**Directions**
Your answer should reproduce the full set of records exactly as given.
::: Supplied material
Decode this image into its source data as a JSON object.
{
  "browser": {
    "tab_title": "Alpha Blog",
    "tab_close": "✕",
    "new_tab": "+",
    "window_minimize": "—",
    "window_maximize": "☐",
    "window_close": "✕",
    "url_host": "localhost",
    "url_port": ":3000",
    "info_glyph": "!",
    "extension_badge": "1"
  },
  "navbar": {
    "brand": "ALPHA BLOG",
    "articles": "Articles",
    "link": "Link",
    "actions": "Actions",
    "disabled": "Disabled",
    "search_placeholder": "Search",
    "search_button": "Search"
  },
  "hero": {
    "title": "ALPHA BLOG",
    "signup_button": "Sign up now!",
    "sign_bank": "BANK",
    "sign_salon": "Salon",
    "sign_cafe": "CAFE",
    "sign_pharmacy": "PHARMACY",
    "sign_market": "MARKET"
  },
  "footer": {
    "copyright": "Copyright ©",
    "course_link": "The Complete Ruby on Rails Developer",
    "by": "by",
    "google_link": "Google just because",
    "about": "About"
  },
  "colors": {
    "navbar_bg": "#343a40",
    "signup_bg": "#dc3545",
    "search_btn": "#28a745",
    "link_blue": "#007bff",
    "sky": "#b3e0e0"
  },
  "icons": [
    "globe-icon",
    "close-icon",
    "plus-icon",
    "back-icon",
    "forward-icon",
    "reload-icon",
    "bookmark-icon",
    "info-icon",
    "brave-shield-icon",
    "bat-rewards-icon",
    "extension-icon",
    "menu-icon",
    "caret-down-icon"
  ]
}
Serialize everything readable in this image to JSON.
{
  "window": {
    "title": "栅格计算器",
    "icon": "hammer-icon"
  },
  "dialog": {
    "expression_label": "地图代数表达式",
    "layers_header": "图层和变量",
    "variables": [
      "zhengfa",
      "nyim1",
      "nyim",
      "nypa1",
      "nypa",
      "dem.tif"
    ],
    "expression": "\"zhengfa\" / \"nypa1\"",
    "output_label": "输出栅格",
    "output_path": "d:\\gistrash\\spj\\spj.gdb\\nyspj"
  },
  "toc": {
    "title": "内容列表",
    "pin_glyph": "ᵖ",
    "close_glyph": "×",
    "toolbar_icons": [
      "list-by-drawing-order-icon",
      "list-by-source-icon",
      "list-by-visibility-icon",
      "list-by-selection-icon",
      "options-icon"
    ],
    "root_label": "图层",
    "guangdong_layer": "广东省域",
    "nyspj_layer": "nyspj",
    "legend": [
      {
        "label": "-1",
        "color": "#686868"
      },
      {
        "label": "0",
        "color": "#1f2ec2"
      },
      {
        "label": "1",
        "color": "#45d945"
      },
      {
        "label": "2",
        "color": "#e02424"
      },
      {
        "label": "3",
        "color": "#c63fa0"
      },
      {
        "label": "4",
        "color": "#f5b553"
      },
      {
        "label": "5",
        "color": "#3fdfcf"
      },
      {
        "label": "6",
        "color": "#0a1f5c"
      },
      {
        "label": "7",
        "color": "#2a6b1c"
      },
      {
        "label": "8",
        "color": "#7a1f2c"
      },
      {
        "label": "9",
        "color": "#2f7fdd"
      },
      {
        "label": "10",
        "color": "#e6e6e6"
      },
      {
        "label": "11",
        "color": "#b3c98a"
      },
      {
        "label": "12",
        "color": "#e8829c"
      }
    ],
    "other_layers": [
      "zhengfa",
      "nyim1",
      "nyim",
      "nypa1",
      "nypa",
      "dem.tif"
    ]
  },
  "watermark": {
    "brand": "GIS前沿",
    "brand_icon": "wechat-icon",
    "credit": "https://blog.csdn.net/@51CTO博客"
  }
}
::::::
**The completed task**
Decode this image into its source data as a JSON object.
{
  "browser": {
    "tab_title": "Alpha Blog",
    "tab_close": "✕",
    "new_tab": "+",
    "window_minimize": "—",
    "window_maximize": "☐",
    "window_close": "✕",
    "url_host": "localhost",
    "url_port": ":3000",
    "info_glyph": "!",
    "extension_badge": "1"
  },
  "navbar": {
    "brand": "ALPHA BLOG",
    "articles": "Articles",
    "link": "Link",
    "actions": "Actions",
    "disabled": "Disabled",
    "search_placeholder": "Search",
    "search_button": "Search"
  },
  "hero": {
    "title": "ALPHA BLOG",
    "signup_button": "Sign up now!",
    "sign_bank": "BANK",
    "sign_salon": "Salon",
    "sign_cafe": "CAFE",
    "sign_pharmacy": "PHARMACY",
    "sign_market": "MARKET"
  },
  "footer": {
    "copyright": "Copyright ©",
    "course_link": "The Complete Ruby on Rails Developer",
    "by": "by",
    "google_link": "Google just because",
    "about": "About"
  },
  "colors": {
    "navbar_bg": "#343a40",
    "signup_bg": "#dc3545",
    "search_btn": "#28a745",
    "link_blue": "#007bff",
    "sky": "#b3e0e0"
  },
  "icons": [
    "globe-icon",
    "close-icon",
    "plus-icon",
    "back-icon",
    "forward-icon",
    "reload-icon",
    "bookmark-icon",
    "info-icon",
    "brave-shield-icon",
    "bat-rewards-icon",
    "extension-icon",
    "menu-icon",
    "caret-down-icon"
  ]
}
Serialize everything readable in this image to JSON.
{
  "window": {
    "title": "栅格计算器",
    "icon": "hammer-icon"
  },
  "dialog": {
    "expression_label": "地图代数表达式",
    "layers_header": "图层和变量",
    "variables": [
      "zhengfa",
      "nyim1",
      "nyim",
      "nypa1",
      "nypa",
      "dem.tif"
    ],
    "expression": "\"zhengfa\" / \"nypa1\"",
    "output_label": "输出栅格",
    "output_path": "d:\\gistrash\\spj\\spj.gdb\\nyspj"
  },
  "toc": {
    "title": "内容列表",
    "pin_glyph": "ᵖ",
    "close_glyph": "×",
    "toolbar_icons": [
      "list-by-drawing-order-icon",
      "list-by-source-icon",
      "list-by-visibility-icon",
      "list-by-selection-icon",
      "options-icon"
    ],
    "root_label": "图层",
    "guangdong_layer": "广东省域",
    "nyspj_layer": "nyspj",
    "legend": [
      {
        "label": "-1",
        "color": "#686868"
      },
      {
        "label": "0",
        "color": "#1f2ec2"
      },
      {
        "label": "1",
        "color": "#45d945"
      },
      {
        "label": "2",
        "color": "#e02424"
      },
      {
        "label": "3",
        "color": "#c63fa0"
      },
      {
        "label": "4",
        "color": "#f5b553"
      },
      {
        "label": "5",
        "color": "#3fdfcf"
      },
      {
        "label": "6",
        "color": "#0a1f5c"
      },
      {
        "label": "7",
        "color": "#2a6b1c"
      },
      {
        "label": "8",
        "color": "#7a1f2c"
      },
      {
        "label": "9",
        "color": "#2f7fdd"
      },
      {
        "label": "10",
        "color": "#e6e6e6"
      },
      {
        "label": "11",
        "color": "#b3c98a"
      },
      {
        "label": "12",
        "color": "#e8829c"
      }
    ],
    "other_layers": [
      "zhengfa",
      "nyim1",
      "nyim",
      "nypa1",
      "nypa",
      "dem.tif"
    ]
  },
  "watermark": {
    "brand": "GIS前沿",
    "brand_icon": "wechat-icon",
    "credit": "https://blog.csdn.net/@51CTO博客"
  }
}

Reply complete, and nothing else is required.